● **TASK INSTRUCTIONS**: Repeat the data in full. Drop every picture.

● **DATA RECORDS**:
****

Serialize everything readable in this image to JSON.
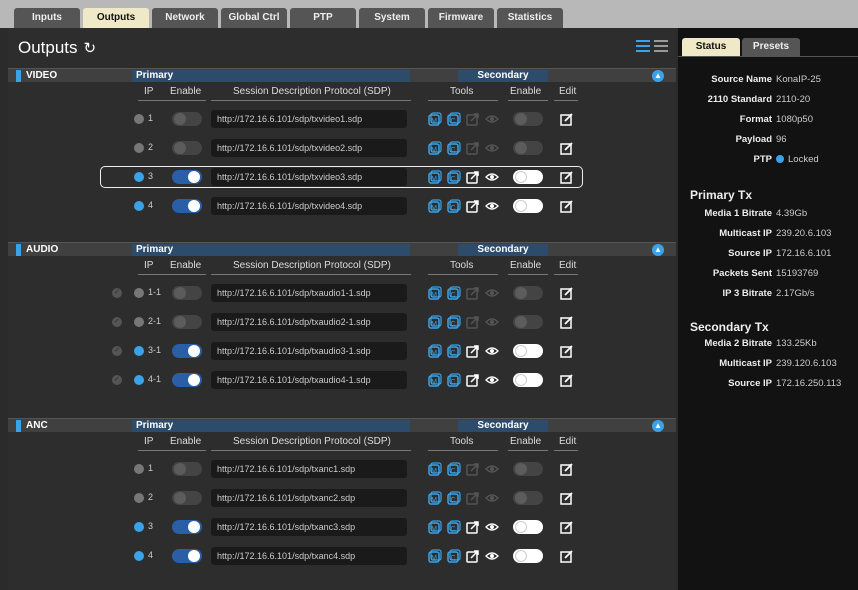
{
  "tabs": [
    "Inputs",
    "Outputs",
    "Network",
    "Global Ctrl",
    "PTP",
    "System",
    "Firmware",
    "Statistics"
  ],
  "active_tab": "Outputs",
  "page_title": "Outputs",
  "columns": {
    "ip": "IP",
    "enable": "Enable",
    "sdp": "Session Description Protocol (SDP)",
    "tools": "Tools",
    "enable2": "Enable",
    "edit": "Edit"
  },
  "sections": [
    {
      "name": "VIDEO",
      "primary": "Primary",
      "secondary": "Secondary",
      "rows": [
        {
          "ip": "1",
          "enabled": false,
          "sdp": "http://172.16.6.101/sdp/txvideo1.sdp",
          "secondary_enabled": false
        },
        {
          "ip": "2",
          "enabled": false,
          "sdp": "http://172.16.6.101/sdp/txvideo2.sdp",
          "secondary_enabled": false
        },
        {
          "ip": "3",
          "enabled": true,
          "sdp": "http://172.16.6.101/sdp/txvideo3.sdp",
          "secondary_enabled": true
        },
        {
          "ip": "4",
          "enabled": true,
          "sdp": "http://172.16.6.101/sdp/txvideo4.sdp",
          "secondary_enabled": true
        }
      ]
    },
    {
      "name": "AUDIO",
      "primary": "Primary",
      "secondary": "Secondary",
      "rows": [
        {
          "ip": "1-1",
          "enabled": false,
          "sdp": "http://172.16.6.101/sdp/txaudio1-1.sdp",
          "secondary_enabled": false
        },
        {
          "ip": "2-1",
          "enabled": false,
          "sdp": "http://172.16.6.101/sdp/txaudio2-1.sdp",
          "secondary_enabled": false
        },
        {
          "ip": "3-1",
          "enabled": true,
          "sdp": "http://172.16.6.101/sdp/txaudio3-1.sdp",
          "secondary_enabled": true
        },
        {
          "ip": "4-1",
          "enabled": true,
          "sdp": "http://172.16.6.101/sdp/txaudio4-1.sdp",
          "secondary_enabled": true
        }
      ]
    },
    {
      "name": "ANC",
      "primary": "Primary",
      "secondary": "Secondary",
      "rows": [
        {
          "ip": "1",
          "enabled": false,
          "sdp": "http://172.16.6.101/sdp/txanc1.sdp",
          "secondary_enabled": false
        },
        {
          "ip": "2",
          "enabled": false,
          "sdp": "http://172.16.6.101/sdp/txanc2.sdp",
          "secondary_enabled": false
        },
        {
          "ip": "3",
          "enabled": true,
          "sdp": "http://172.16.6.101/sdp/txanc3.sdp",
          "secondary_enabled": true
        },
        {
          "ip": "4",
          "enabled": true,
          "sdp": "http://172.16.6.101/sdp/txanc4.sdp",
          "secondary_enabled": true
        }
      ]
    }
  ],
  "status_panel": {
    "tabs": [
      "Status",
      "Presets"
    ],
    "general": [
      {
        "k": "Source Name",
        "v": "KonaIP-25"
      },
      {
        "k": "2110 Standard",
        "v": "2110-20"
      },
      {
        "k": "Format",
        "v": "1080p50"
      },
      {
        "k": "Payload",
        "v": "96"
      },
      {
        "k": "PTP",
        "v": "Locked"
      }
    ],
    "primary_tx_title": "Primary Tx",
    "primary_tx": [
      {
        "k": "Media 1 Bitrate",
        "v": "4.39Gb"
      },
      {
        "k": "Multicast IP",
        "v": "239.20.6.103"
      },
      {
        "k": "Source IP",
        "v": "172.16.6.101"
      },
      {
        "k": "Packets Sent",
        "v": "15193769"
      },
      {
        "k": "IP 3 Bitrate",
        "v": "2.17Gb/s"
      }
    ],
    "secondary_tx_title": "Secondary Tx",
    "secondary_tx": [
      {
        "k": "Media 2 Bitrate",
        "v": "133.25Kb"
      },
      {
        "k": "Multicast IP",
        "v": "239.120.6.103"
      },
      {
        "k": "Source IP",
        "v": "172.16.250.113"
      }
    ]
  },
  "colors": {
    "accent": "#3aa3e8",
    "active_tab": "#f0e9c8"
  }
}
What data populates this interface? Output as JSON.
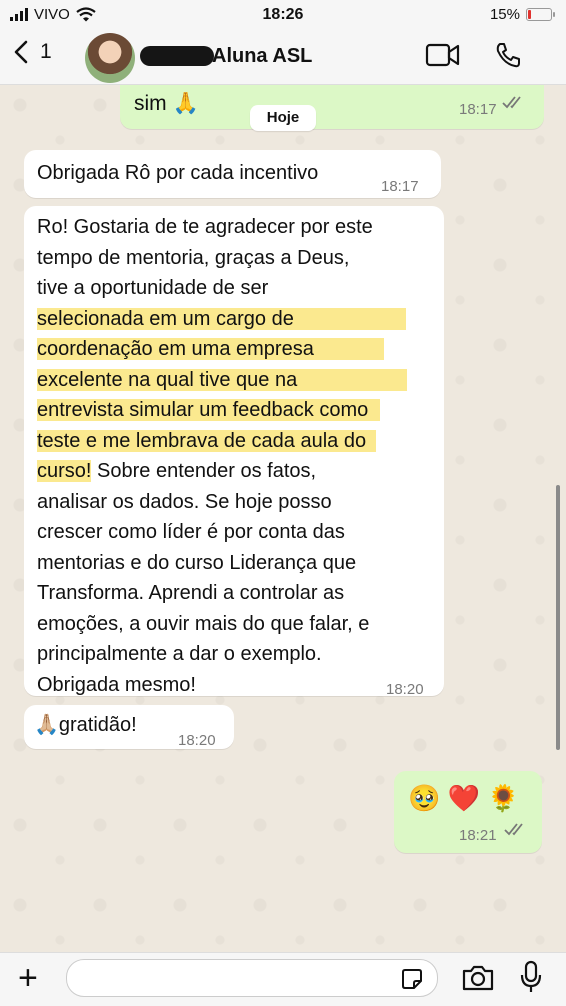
{
  "status_bar": {
    "carrier": "VIVO",
    "time": "18:26",
    "battery": "15%",
    "battery_level": 0.15
  },
  "header": {
    "back_count": "1",
    "contact_name": "Aluna ASL"
  },
  "chat": {
    "date_separator": "Hoje",
    "top_outgoing": {
      "text": "sim 🙏",
      "time": "18:17"
    },
    "msg1": {
      "text": "Obrigada Rô por cada incentivo",
      "time": "18:17"
    },
    "msg2": {
      "line1": "Ro! Gostaria de te agradecer por este",
      "line2": "tempo de mentoria, graças a Deus,",
      "line3": "tive a oportunidade de ser",
      "hl1": "selecionada em um cargo de",
      "hl2": "coordenação em uma empresa",
      "hl3": "excelente na qual tive que na",
      "hl4": "entrevista simular um feedback como",
      "hl5": "teste e me lembrava de cada aula do",
      "hl6": "curso!",
      "line4": " Sobre entender os fatos,",
      "line5": "analisar os dados. Se hoje posso",
      "line6": "crescer como líder é por conta das",
      "line7": "mentorias e do curso Liderança que",
      "line8": "Transforma. Aprendi a controlar as",
      "line9": "emoções, a ouvir mais do que falar, e",
      "line10": "principalmente a dar o exemplo.",
      "line11": "Obrigada mesmo!",
      "time": "18:20"
    },
    "msg3": {
      "text": "🙏🏼gratidão!",
      "time": "18:20"
    },
    "msg4": {
      "text": "🥹 ❤️ 🌻",
      "time": "18:21"
    }
  },
  "icons": [
    "signal-icon",
    "wifi-icon",
    "battery-icon",
    "back-chevron-icon",
    "video-call-icon",
    "phone-icon",
    "plus-icon",
    "sticker-icon",
    "camera-icon",
    "microphone-icon",
    "double-check-icon"
  ]
}
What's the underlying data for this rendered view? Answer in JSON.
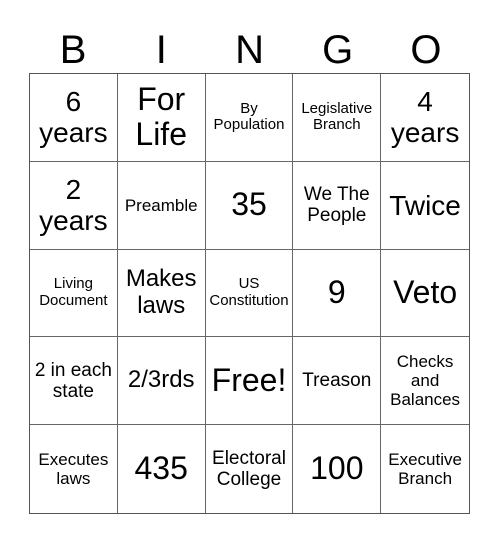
{
  "header": [
    "B",
    "I",
    "N",
    "G",
    "O"
  ],
  "cells": [
    {
      "text": "6 years",
      "size": "s4"
    },
    {
      "text": "For Life",
      "size": "s5"
    },
    {
      "text": "By Population",
      "size": "s1"
    },
    {
      "text": "Legislative Branch",
      "size": "s1"
    },
    {
      "text": "4 years",
      "size": "s4"
    },
    {
      "text": "2 years",
      "size": "s4"
    },
    {
      "text": "Preamble",
      "size": "s3"
    },
    {
      "text": "35",
      "size": "s5"
    },
    {
      "text": "We The People",
      "size": "s2"
    },
    {
      "text": "Twice",
      "size": "s4"
    },
    {
      "text": "Living Document",
      "size": "s1"
    },
    {
      "text": "Makes laws",
      "size": "s6"
    },
    {
      "text": "US Constitution",
      "size": "s1"
    },
    {
      "text": "9",
      "size": "s5"
    },
    {
      "text": "Veto",
      "size": "s5"
    },
    {
      "text": "2 in each state",
      "size": "s2"
    },
    {
      "text": "2/3rds",
      "size": "s6"
    },
    {
      "text": "Free!",
      "size": "s5"
    },
    {
      "text": "Treason",
      "size": "s2"
    },
    {
      "text": "Checks and Balances",
      "size": "s3"
    },
    {
      "text": "Executes laws",
      "size": "s3"
    },
    {
      "text": "435",
      "size": "s5"
    },
    {
      "text": "Electoral College",
      "size": "s2"
    },
    {
      "text": "100",
      "size": "s5"
    },
    {
      "text": "Executive Branch",
      "size": "s3"
    }
  ]
}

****

● **ANSWER BELOW**:
Serialize everything readable in this image to JSON.
{
  "tabs": [
    "Inputs",
    "Outputs",
    "Network",
    "Global Ctrl",
    "PTP",
    "System",
    "Firmware",
    "Statistics"
  ],
  "active_tab": "Outputs",
  "page_title": "Outputs",
  "columns": {
    "ip": "IP",
    "enable": "Enable",
    "sdp": "Session Description Protocol (SDP)",
    "tools": "Tools",
    "enable2": "Enable",
    "edit": "Edit"
  },
  "sections": [
    {
      "name": "VIDEO",
      "primary": "Primary",
      "secondary": "Secondary",
      "rows": [
        {
          "ip": "1",
          "enabled": false,
          "sdp": "http://172.16.6.101/sdp/txvideo1.sdp",
          "secondary_enabled": false
        },
        {
          "ip": "2",
          "enabled": false,
          "sdp": "http://172.16.6.101/sdp/txvideo2.sdp",
          "secondary_enabled": false
        },
        {
          "ip": "3",
          "enabled": true,
          "sdp": "http://172.16.6.101/sdp/txvideo3.sdp",
          "secondary_enabled": true
        },
        {
          "ip": "4",
          "enabled": true,
          "sdp": "http://172.16.6.101/sdp/txvideo4.sdp",
          "secondary_enabled": true
        }
      ]
    },
    {
      "name": "AUDIO",
      "primary": "Primary",
      "secondary": "Secondary",
      "rows": [
        {
          "ip": "1-1",
          "enabled": false,
          "sdp": "http://172.16.6.101/sdp/txaudio1-1.sdp",
          "secondary_enabled": false
        },
        {
          "ip": "2-1",
          "enabled": false,
          "sdp": "http://172.16.6.101/sdp/txaudio2-1.sdp",
          "secondary_enabled": false
        },
        {
          "ip": "3-1",
          "enabled": true,
          "sdp": "http://172.16.6.101/sdp/txaudio3-1.sdp",
          "secondary_enabled": true
        },
        {
          "ip": "4-1",
          "enabled": true,
          "sdp": "http://172.16.6.101/sdp/txaudio4-1.sdp",
          "secondary_enabled": true
        }
      ]
    },
    {
      "name": "ANC",
      "primary": "Primary",
      "secondary": "Secondary",
      "rows": [
        {
          "ip": "1",
          "enabled": false,
          "sdp": "http://172.16.6.101/sdp/txanc1.sdp",
          "secondary_enabled": false
        },
        {
          "ip": "2",
          "enabled": false,
          "sdp": "http://172.16.6.101/sdp/txanc2.sdp",
          "secondary_enabled": false
        },
        {
          "ip": "3",
          "enabled": true,
          "sdp": "http://172.16.6.101/sdp/txanc3.sdp",
          "secondary_enabled": true
        },
        {
          "ip": "4",
          "enabled": true,
          "sdp": "http://172.16.6.101/sdp/txanc4.sdp",
          "secondary_enabled": true
        }
      ]
    }
  ],
  "status_panel": {
    "tabs": [
      "Status",
      "Presets"
    ],
    "general": [
      {
        "k": "Source Name",
        "v": "KonaIP-25"
      },
      {
        "k": "2110 Standard",
        "v": "2110-20"
      },
      {
        "k": "Format",
        "v": "1080p50"
      },
      {
        "k": "Payload",
        "v": "96"
      },
      {
        "k": "PTP",
        "v": "Locked"
      }
    ],
    "primary_tx_title": "Primary Tx",
    "primary_tx": [
      {
        "k": "Media 1 Bitrate",
        "v": "4.39Gb"
      },
      {
        "k": "Multicast IP",
        "v": "239.20.6.103"
      },
      {
        "k": "Source IP",
        "v": "172.16.6.101"
      },
      {
        "k": "Packets Sent",
        "v": "15193769"
      },
      {
        "k": "IP 3 Bitrate",
        "v": "2.17Gb/s"
      }
    ],
    "secondary_tx_title": "Secondary Tx",
    "secondary_tx": [
      {
        "k": "Media 2 Bitrate",
        "v": "133.25Kb"
      },
      {
        "k": "Multicast IP",
        "v": "239.120.6.103"
      },
      {
        "k": "Source IP",
        "v": "172.16.250.113"
      }
    ]
  },
  "colors": {
    "accent": "#3aa3e8",
    "active_tab": "#f0e9c8"
  }
}
What data populates this interface? Output as JSON.
{
  "status_bar": {
    "carrier": "VIVO",
    "time": "18:26",
    "battery": "15%",
    "battery_level": 0.15
  },
  "header": {
    "back_count": "1",
    "contact_name": "Aluna ASL"
  },
  "chat": {
    "date_separator": "Hoje",
    "top_outgoing": {
      "text": "sim 🙏",
      "time": "18:17"
    },
    "msg1": {
      "text": "Obrigada Rô por cada incentivo",
      "time": "18:17"
    },
    "msg2": {
      "line1": "Ro! Gostaria de te agradecer por este",
      "line2": "tempo de mentoria, graças a Deus,",
      "line3": "tive a oportunidade de ser",
      "hl1": "selecionada em um cargo de",
      "hl2": "coordenação em uma empresa",
      "hl3": "excelente na qual tive que na",
      "hl4": "entrevista simular um feedback como",
      "hl5": "teste e me lembrava de cada aula do",
      "hl6": "curso!",
      "line4": " Sobre entender os fatos,",
      "line5": "analisar os dados. Se hoje posso",
      "line6": "crescer como líder é por conta das",
      "line7": "mentorias e do curso Liderança que",
      "line8": "Transforma. Aprendi a controlar as",
      "line9": "emoções, a ouvir mais do que falar, e",
      "line10": "principalmente a dar o exemplo.",
      "line11": "Obrigada mesmo!",
      "time": "18:20"
    },
    "msg3": {
      "text": "🙏🏼gratidão!",
      "time": "18:20"
    },
    "msg4": {
      "text": "🥹 ❤️ 🌻",
      "time": "18:21"
    }
  },
  "icons": [
    "signal-icon",
    "wifi-icon",
    "battery-icon",
    "back-chevron-icon",
    "video-call-icon",
    "phone-icon",
    "plus-icon",
    "sticker-icon",
    "camera-icon",
    "microphone-icon",
    "double-check-icon"
  ]
}
What's the underlying data for this rendered view? Answer in JSON.
{
  "header": [
    "B",
    "I",
    "N",
    "G",
    "O"
  ],
  "cells": [
    {
      "text": "6 years",
      "size": "s4"
    },
    {
      "text": "For Life",
      "size": "s5"
    },
    {
      "text": "By Population",
      "size": "s1"
    },
    {
      "text": "Legislative Branch",
      "size": "s1"
    },
    {
      "text": "4 years",
      "size": "s4"
    },
    {
      "text": "2 years",
      "size": "s4"
    },
    {
      "text": "Preamble",
      "size": "s3"
    },
    {
      "text": "35",
      "size": "s5"
    },
    {
      "text": "We The People",
      "size": "s2"
    },
    {
      "text": "Twice",
      "size": "s4"
    },
    {
      "text": "Living Document",
      "size": "s1"
    },
    {
      "text": "Makes laws",
      "size": "s6"
    },
    {
      "text": "US Constitution",
      "size": "s1"
    },
    {
      "text": "9",
      "size": "s5"
    },
    {
      "text": "Veto",
      "size": "s5"
    },
    {
      "text": "2 in each state",
      "size": "s2"
    },
    {
      "text": "2/3rds",
      "size": "s6"
    },
    {
      "text": "Free!",
      "size": "s5"
    },
    {
      "text": "Treason",
      "size": "s2"
    },
    {
      "text": "Checks and Balances",
      "size": "s3"
    },
    {
      "text": "Executes laws",
      "size": "s3"
    },
    {
      "text": "435",
      "size": "s5"
    },
    {
      "text": "Electoral College",
      "size": "s2"
    },
    {
      "text": "100",
      "size": "s5"
    },
    {
      "text": "Executive Branch",
      "size": "s3"
    }
  ]
}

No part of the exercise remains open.